this is why i don’t have fun tupac v. biggie debates. i used to go on about this, but now i just go quiet.
no one lets you just go quiet. they want to see a smile no matter what.
it’s not cute though.
Rap Game Dworkin Apologist
queerandpresentdanger replied to your post: queerandpresentdanger: invinciblemonsters…
ew i just googled her cause i had literally never heard of it not so sure i should be proud of that now :/
For about six or seven years my perspective on her was totally informed by angry sex-positive feminists who took exception to her (perceived) radical misandry, her (perceived) overtones of lesbian separatism, her (legit) theories that consent might not be possible when sexual acts are undertaken in a patriarchal culture. She’s most famous for saying extremely contentious things, and for crusading against pornography. Somewhat successfully, albeit in a way that she never intended or supported.
A lot of people find it hard to forgive her for that last thing, but then a lot of people also find it hard to admit that pornography such as it exists in the mainstream of our culture causes at least as much harm as the TV shows or magazines they recognize as harmful and oppressive. She herself was opposed to obscenity legislation, because it tends to be essentially misogynist, but her testimonies were used (against her preference, and over her protests) to bolster some laws of that type in Canada. Also I never hear the same people tarring Gloria Steinem or Adrienne Rich with that brush, but she moved in concert with them at times.
I don’t agree with everything I’ve read from her - far from it. But I think she’s one of the most important people for men to listen to who purport to care about feminism, because she doesn’t give a fuck about how we feel about ANYthing and that’s really important.
And she gave this speech, and I’ll be grateful to her for it for the rest of my life, and I feel sick that I didn’t learn what was important and necessary and healing about her until after she died in 2005:

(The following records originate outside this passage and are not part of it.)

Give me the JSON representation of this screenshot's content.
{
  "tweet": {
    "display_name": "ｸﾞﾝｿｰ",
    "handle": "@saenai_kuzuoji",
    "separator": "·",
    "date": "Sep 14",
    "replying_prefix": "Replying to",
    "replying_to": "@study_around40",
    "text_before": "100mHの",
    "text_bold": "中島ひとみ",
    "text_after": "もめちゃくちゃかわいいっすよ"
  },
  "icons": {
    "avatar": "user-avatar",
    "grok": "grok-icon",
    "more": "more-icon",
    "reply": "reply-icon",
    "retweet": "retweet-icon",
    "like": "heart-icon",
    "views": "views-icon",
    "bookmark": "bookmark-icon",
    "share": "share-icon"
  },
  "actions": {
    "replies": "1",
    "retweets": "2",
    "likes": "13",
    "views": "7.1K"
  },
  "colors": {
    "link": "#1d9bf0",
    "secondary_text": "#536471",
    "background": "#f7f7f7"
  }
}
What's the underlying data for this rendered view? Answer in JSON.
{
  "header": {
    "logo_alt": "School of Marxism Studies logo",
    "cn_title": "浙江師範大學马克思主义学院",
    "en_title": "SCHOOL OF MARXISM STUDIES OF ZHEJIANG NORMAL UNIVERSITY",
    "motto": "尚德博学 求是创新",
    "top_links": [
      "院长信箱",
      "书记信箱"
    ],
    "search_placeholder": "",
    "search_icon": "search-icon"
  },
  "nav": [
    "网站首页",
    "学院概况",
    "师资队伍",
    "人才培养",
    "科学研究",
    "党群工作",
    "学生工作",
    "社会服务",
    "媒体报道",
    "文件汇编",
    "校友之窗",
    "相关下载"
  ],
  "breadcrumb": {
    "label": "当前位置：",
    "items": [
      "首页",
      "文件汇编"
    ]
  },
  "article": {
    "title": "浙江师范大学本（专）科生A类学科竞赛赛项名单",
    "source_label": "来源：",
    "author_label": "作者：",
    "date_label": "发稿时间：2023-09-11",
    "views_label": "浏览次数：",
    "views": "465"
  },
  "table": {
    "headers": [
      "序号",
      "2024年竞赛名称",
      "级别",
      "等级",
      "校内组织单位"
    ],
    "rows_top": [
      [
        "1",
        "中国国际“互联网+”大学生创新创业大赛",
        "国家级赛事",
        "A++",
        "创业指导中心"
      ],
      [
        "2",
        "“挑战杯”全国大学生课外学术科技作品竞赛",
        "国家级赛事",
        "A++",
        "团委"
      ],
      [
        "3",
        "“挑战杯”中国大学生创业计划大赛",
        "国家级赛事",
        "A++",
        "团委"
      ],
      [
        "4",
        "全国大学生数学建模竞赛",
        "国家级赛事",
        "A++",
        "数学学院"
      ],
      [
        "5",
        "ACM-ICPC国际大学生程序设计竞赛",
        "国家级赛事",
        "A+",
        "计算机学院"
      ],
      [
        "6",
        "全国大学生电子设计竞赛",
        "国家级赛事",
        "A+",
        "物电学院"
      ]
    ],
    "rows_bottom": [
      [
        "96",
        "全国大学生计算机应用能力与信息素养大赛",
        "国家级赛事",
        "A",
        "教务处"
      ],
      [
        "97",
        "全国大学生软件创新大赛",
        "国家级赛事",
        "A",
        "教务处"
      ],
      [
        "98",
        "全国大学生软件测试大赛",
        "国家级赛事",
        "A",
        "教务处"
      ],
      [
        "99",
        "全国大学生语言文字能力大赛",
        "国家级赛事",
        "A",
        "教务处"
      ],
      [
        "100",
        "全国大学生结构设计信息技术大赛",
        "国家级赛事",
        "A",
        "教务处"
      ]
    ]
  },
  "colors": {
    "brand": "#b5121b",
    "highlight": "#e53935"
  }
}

TAKE BACK THE DAY: I Want A 24-hour truce During Which There Is No Rape (1983)
I don’t actually know her relationship to academia. I never pursued a university education. I knew about her because I read a collection of sex-positive essays that trashed her when I was a teenager, and I was wrong about her because I was a young man who didn’t want to look at sex and porn too critically.
She deserves better than to be written off, even if one doesn’t end up agreeing with her.
Trigger warning for descriptions of threats and simulations of violence, sexual and otherwise, against women. Well one woman in particular, but as a warning to all.
It’s really upsetting.
You get boxed into this place, the more people reading and commenting on your work. You feel like you should be a role model instead of a messy, flawed person. You have to ask yourself constantly, “Am I being honest, or am I too afraid? Am I saying what I mean to say, or what I think I should say?” Is this real is this real is this real?
In my own little corner of the world of trying to be okay with bodies as an example to other people with bodies, this rings wincingly true. Everything that ever makes it hard to be cavalier and dashing about how great it is to be so fat and desirable also carries with it the additional stress of the fear that I’ll betray everyone who ever got anything out of how fine I am with all this.
It is really hard to be fine, pretty much no matter what. It’s scary to have to fake like it’s no big deal. But it’s also scary to imagine that it might get harder for someone else if you crack.
But being afraid to crack is really bad for you.
I admire a piece like this for gently showing the cracks with context, because not only is it honest but it models coping with imperfection.